By definition, media is overstimulating. Even the best forms of good-content media typically bombard children’s brains with too much information in rapid succession – leading to overstimulation. For more on this topic, check out our iChild seminar series
So what’s the solution?
- Give children time.
Children need time to process things, time for reflection, time to organize their mind – quickly rushing from one activity to another does not give children this necessary time. Parents and teachers should guide and work with their children through activities, not moving on to something else until the child has had a chance to explore the subject and process the information. And this applies to any age – allow your infant time to simply look at something and take it in without quickly moving from one scene to another, encourage your toddler or young child to “study” those ants for as much time as he needs without telling him it’s time to learn science, and allow your teenager to take the time she needs for researching that project.
- Encourage exploratory learning.
Much can be learned from exploration, and this capitalizes on a child’s interests. Take advantage of the incidental learning opportunities that present themselves.
- Eliminate the media.
Research is clear that media is unnecessary and even harmful for young children.
- Avoid the artificial.
Find natural toys or activities in place of the artificial ones. That’s not to say that a doll or a toy truck or bike is wrong, but don’t rely on artificial toys for entertainment. Children should learn to entertain themselves with natural materials.
- Avoid constant “doing”.
Be careful of constant “doing” – always going to this person’s house, or doing this task, or getting this done, or going to this event. Take time for quiet, for the simple, peaceful enjoyments in life. That doesn’t mean send your child off to have quiet time so you can catch up on Facebook or the dishes. No. Together, take quiet time. Talk together. Go outdoors.
A child should learn to observe and have peaceful “entertainment.” To sit quietly and watch the birds in the forest is a wonderful form of entertainment. Look for the beauty and entertainment in nature.
Quiet and Simple
“Quietness, calmness, and freedom from artificial excitement build strength in the immature child.” – Dr. Raymond Moore.
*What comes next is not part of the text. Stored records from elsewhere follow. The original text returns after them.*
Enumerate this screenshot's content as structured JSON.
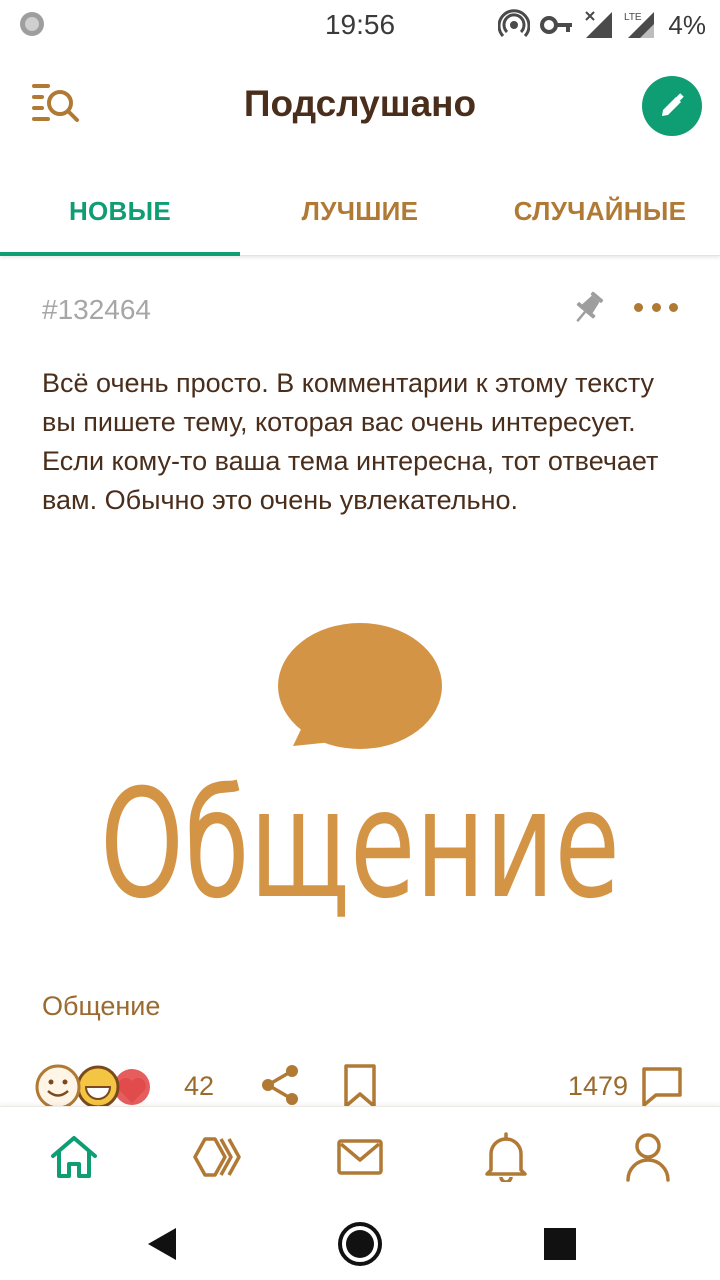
{
  "status_bar": {
    "time": "19:56",
    "battery": "4%",
    "network": "LTE",
    "icons": [
      "loading-icon",
      "hotspot-icon",
      "vpn-key-icon",
      "signal-x-icon",
      "signal-lte-icon"
    ]
  },
  "appbar": {
    "title": "Подслушано",
    "left_icon": "search-list-icon",
    "right_icon": "edit-icon"
  },
  "tabs": [
    {
      "label": "НОВЫЕ",
      "active": true
    },
    {
      "label": "ЛУЧШИЕ",
      "active": false
    },
    {
      "label": "СЛУЧАЙНЫЕ",
      "active": false
    }
  ],
  "post": {
    "id": "#132464",
    "text": "Всё очень просто. В комментарии к этому тексту вы пишете тему, которая вас очень интересует. Если кому-то ваша тема интересна, тот отвечает вам. Обычно это очень увлекательно.",
    "image_word": "Общение",
    "tag": "Общение",
    "likes": "42",
    "comments": "1479"
  },
  "bottom_nav": [
    {
      "name": "home-icon",
      "active": true
    },
    {
      "name": "feed-arrows-icon",
      "active": false
    },
    {
      "name": "mail-icon",
      "active": false
    },
    {
      "name": "bell-icon",
      "active": false
    },
    {
      "name": "profile-icon",
      "active": false
    }
  ],
  "colors": {
    "accent": "#0f9d74",
    "brown": "#b07a35",
    "dark_brown": "#4a2e1c",
    "image_orange": "#d39446"
  }
}
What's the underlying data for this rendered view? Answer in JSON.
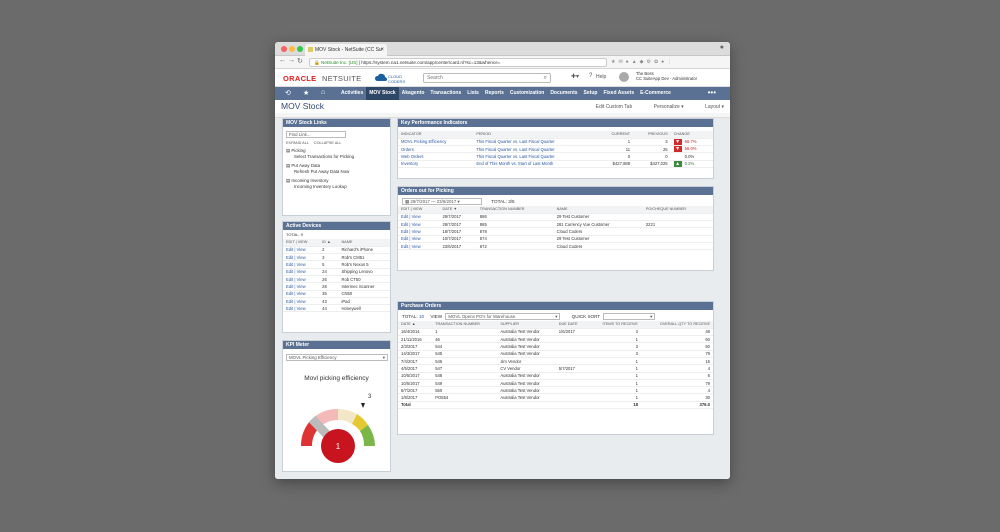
{
  "browser": {
    "tab_title": "MOV Stock - NetSuite (CC Su",
    "url_secure_label": "NetSuite Inc. [US]",
    "url": "https://system.na1.netsuite.com/app/center/card.nl?sc=13&whence="
  },
  "header": {
    "oracle": "ORACLE",
    "netsuite": "NETSUITE",
    "cloud_logo": "CLOUD CODERS",
    "search_placeholder": "Search",
    "help": "Help",
    "user_name": "The Boss",
    "user_role": "CC SuiteApp Dev - Administrator"
  },
  "menubar": {
    "items": [
      "Activities",
      "MOV Stock",
      "Akagento",
      "Transactions",
      "Lists",
      "Reports",
      "Customization",
      "Documents",
      "Setup",
      "Fixed Assets",
      "E-Commerce"
    ],
    "more": "•••"
  },
  "page": {
    "title": "MOV Stock",
    "edit_tab": "Edit Custom Tab",
    "personalize": "Personalize",
    "layout": "Layout"
  },
  "links_portlet": {
    "title": "MOV Stock Links",
    "find_placeholder": "Find Link...",
    "expand_all": "EXPAND ALL",
    "collapse_all": "COLLAPSE ALL",
    "groups": [
      {
        "name": "Picking",
        "link": "Select Transactions for Picking"
      },
      {
        "name": "Put Away Data",
        "link": "Refresh Put Away Data Now"
      },
      {
        "name": "Incoming Inventory",
        "link": "Incoming Inventory Lookup"
      }
    ]
  },
  "devices": {
    "title": "Active Devices",
    "total": "TOTAL: 9",
    "headers": [
      "EDIT | VIEW",
      "ID ▲",
      "NAME"
    ],
    "rows": [
      [
        "Edit | View",
        "2",
        "Richard's iPhone"
      ],
      [
        "Edit | View",
        "3",
        "Rob's CM51"
      ],
      [
        "Edit | View",
        "5",
        "Rob's Nexus 5"
      ],
      [
        "Edit | View",
        "24",
        "Shipping Lenovo"
      ],
      [
        "Edit | View",
        "26",
        "Rob CT50"
      ],
      [
        "Edit | View",
        "28",
        "Intermec Scanner"
      ],
      [
        "Edit | View",
        "35",
        "CN50"
      ],
      [
        "Edit | View",
        "43",
        "iPad"
      ],
      [
        "Edit | View",
        "44",
        "Honeywell"
      ]
    ]
  },
  "kpi_meter": {
    "title": "KPI Meter",
    "select": "MOVL Picking Efficiency",
    "gauge_title": "Movl picking efficiency",
    "gauge_max": "3",
    "value": "1",
    "value_fraction": 0.33
  },
  "kpis": {
    "title": "Key Performance Indicators",
    "headers": [
      "INDICATOR",
      "PERIOD",
      "CURRENT",
      "PREVIOUS",
      "CHANGE"
    ],
    "rows": [
      {
        "indicator": "MOVL Picking Efficiency",
        "period": "This Fiscal Quarter vs. Last Fiscal Quarter",
        "current": "1",
        "previous": "3",
        "change": "66.7%",
        "dir": "down"
      },
      {
        "indicator": "Orders",
        "period": "This Fiscal Quarter vs. Last Fiscal Quarter",
        "current": "11",
        "previous": "25",
        "change": "56.0%",
        "dir": "down"
      },
      {
        "indicator": "Web Orders",
        "period": "This Fiscal Quarter vs. Last Fiscal Quarter",
        "current": "0",
        "previous": "0",
        "change": "0.0%",
        "dir": "none"
      },
      {
        "indicator": "Inventory",
        "period": "End of This Month vs. Start of Last Month",
        "current": "$427,888",
        "previous": "$427,025",
        "change": "0.2%",
        "dir": "up"
      }
    ]
  },
  "orders_picking": {
    "title": "Orders out for Picking",
    "date_range": "29/7/2017 — 23/6/2017",
    "total": "TOTAL: 3/5",
    "headers": [
      "EDIT | VIEW",
      "DATE ▼",
      "TRANSACTION NUMBER",
      "NAME",
      "PO/CHEQUE NUMBER"
    ],
    "rows": [
      [
        "Edit | View",
        "29/7/2017",
        "886",
        "29 Test Customer",
        ""
      ],
      [
        "Edit | View",
        "29/7/2017",
        "885",
        "281 Currency Vue Customer",
        "2221"
      ],
      [
        "Edit | View",
        "18/7/2017",
        "878",
        "Cloud Coders",
        ""
      ],
      [
        "Edit | View",
        "10/7/2017",
        "874",
        "29 Test Customer",
        ""
      ],
      [
        "Edit | View",
        "23/6/2017",
        "872",
        "Cloud Coders",
        ""
      ]
    ]
  },
  "purchase_orders": {
    "title": "Purchase Orders",
    "total_label": "TOTAL:",
    "total_value": "10",
    "view_label": "VIEW",
    "view_value": "MOVL Opens PO's for Warehouse",
    "quick_sort": "QUICK SORT",
    "headers": [
      "DATE ▲",
      "TRANSACTION NUMBER",
      "SUPPLIER",
      "DUE DATE",
      "ITEMS TO RECEIVE",
      "OVERALL QTY TO RECEIVE"
    ],
    "rows": [
      [
        "16/4/2014",
        "1",
        "Australia Test Vendor",
        "1/6/2017",
        "3",
        "48"
      ],
      [
        "21/11/2016",
        "46",
        "Australia Test Vendor",
        "",
        "1",
        "60"
      ],
      [
        "2/3/2017",
        "544",
        "Australia Test Vendor",
        "",
        "3",
        "50"
      ],
      [
        "14/3/2017",
        "545",
        "Australia Test Vendor",
        "",
        "3",
        "79"
      ],
      [
        "7/4/2017",
        "546",
        "Jim Vendor",
        "",
        "1",
        "16"
      ],
      [
        "4/5/2017",
        "547",
        "CV Vendor",
        "5/7/2017",
        "1",
        "4"
      ],
      [
        "10/5/2017",
        "548",
        "Australia Test Vendor",
        "",
        "1",
        "6"
      ],
      [
        "10/5/2017",
        "549",
        "Australia Test Vendor",
        "",
        "1",
        "79"
      ],
      [
        "6/7/2017",
        "550",
        "Australia Test Vendor",
        "",
        "1",
        "4"
      ],
      [
        "1/8/2017",
        "PO554",
        "Australia Test Vendor",
        "",
        "1",
        "30"
      ]
    ],
    "total_row": [
      "Total",
      "",
      "",
      "",
      "18",
      "376.0"
    ]
  }
}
School Can Wait, 81
“The more quiet and simple the life of the child—the more free from artificial excitement and the more in harmony with nature—the more favorable it is to physical and mental vigor and to spiritual strength.” – Child Guidance, 139
For more on this topic, and much more helpful information for following God’s plan of education with your children, you’ll want to get our new DVD series, Educating A Thinking Generation, available in DVD or USB format, here.